5. Acquire useful experience

While you are looking for a new career, you’ll most likely want to maintain your current full-time employment, and your opportunities to get extra experience may be restricted. There are, however, chances to freelance, volunteer, or even shadow someone in the sector of your choice. While you continue to work in your existing profession, freelancing will enable you to earn extra money while acquiring expertise.

During your vacation, you might potentially volunteer or shadow. This may be unpaid, but it’s a fantastic method to get experience for your CV. Employers value unpaid experience equally as much as paid experience.

6. Make a new résumé

The easiest technique to rebuild your resume is to open it up beside a blank page on your computer screen. Examine your résumé and reconsider what you’ve accomplished in each role. Employers will want to see abilities and information that are relevant to the positions you are applying for. You should better grasp how to style your resume to match the positions you’re looking for based on your study about the role and business.

To persuade hiring managers that you have what they need, try taking out extraneous material and adding in anything that might be deemed relevant experience. Examine job descriptions for keywords and use them in your CV to conform to industry norms.

7. Never give up.

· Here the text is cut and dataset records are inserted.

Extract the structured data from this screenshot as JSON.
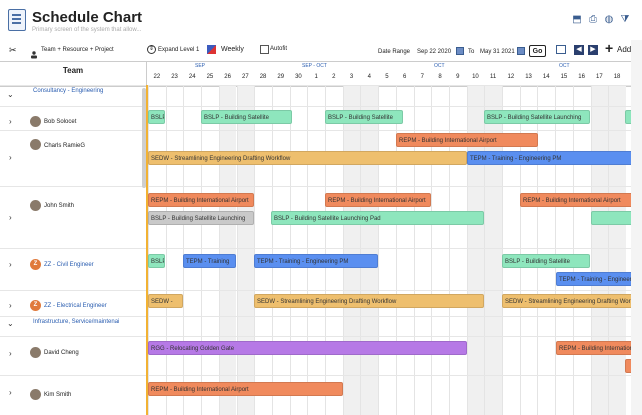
{
  "header": {
    "title": "Schedule Chart",
    "subtitle": "Primary screen of the system that allow...",
    "icons": [
      "export-icon",
      "print-icon",
      "globe-icon",
      "filter-icon"
    ]
  },
  "toolbar": {
    "grouping_label": "Team + Resource + Project",
    "expand_label": "Expand Level 1",
    "weekly_label": "Weekly",
    "autofit_label": "Autofit",
    "date_range_label": "Date Range",
    "start_date": "Sep 22 2020",
    "to_label": "To",
    "end_date": "May 31 2021",
    "go_label": "Go",
    "add_label": "Add"
  },
  "grid": {
    "team_header": "Team",
    "months": [
      "SEP",
      "SEP - OCT",
      "OCT",
      "OCT"
    ],
    "days": [
      "22",
      "23",
      "24",
      "25",
      "26",
      "27",
      "28",
      "29",
      "30",
      "1",
      "2",
      "3",
      "4",
      "5",
      "6",
      "7",
      "8",
      "9",
      "10",
      "11",
      "12",
      "13",
      "14",
      "15",
      "16",
      "17",
      "18"
    ]
  },
  "rows": {
    "group1": "Consultancy - Engineering",
    "r1": "Bob Solocet",
    "r2": "Charls RamieG",
    "r3": "John Smith",
    "r4": "ZZ - Civil Engineer",
    "r5": "ZZ - Electrical Engineer",
    "group2": "Infrastructure, Service/maintenai",
    "r6": "David Cheng",
    "r7": "Kim Smith",
    "z_letter": "Z"
  },
  "tasks": {
    "t1": "BSLP",
    "t2": "BSLP - Building Satellite",
    "t3": "BSLP - Building Satellite",
    "t4": "BSLP - Building Satellite Launching",
    "t5": "REPM - Building International Airport",
    "t6": "SEDW - Streamlining Engineering Drafting Workflow",
    "t7": "TEPM - Training - Engineering PM",
    "t8": "REPM - Building International Airport",
    "t9": "REPM - Building International Airport",
    "t10": "REPM - Building International Airport",
    "t11": "BSLP - Building Satellite Launching",
    "t12": "BSLP - Building Satellite Launching Pad",
    "t13": "BSLP",
    "t14": "TEPM - Training",
    "t15": "TEPM - Training - Engineering PM",
    "t16": "BSLP - Building Satellite",
    "t17": "TEPM - Training - Engineering",
    "t18": "SEDW -",
    "t19": "SEDW - Streamlining Engineering Drafting Workflow",
    "t20": "SEDW - Streamlining Engineering Drafting Workflow",
    "t21": "RGG - Relocating Golden Gate",
    "t22": "REPM - Building International",
    "t23": "REPM - Building International Airport"
  },
  "colors": {
    "green": "#8ee6bd",
    "orange": "#f08a5d",
    "yellow": "#eebf6e",
    "blue": "#5a8ff0",
    "purple": "#b679e6",
    "grey": "#c9c9c9",
    "today": "#f2b233"
  }
}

Maintain a sense of bravery during your job hunt. Be confident in your experience, training, and talents, as these will assist you in finding a new and fulfilling job. Because a new profession may not come with ease tenacity is a vital trait. So don’t give up!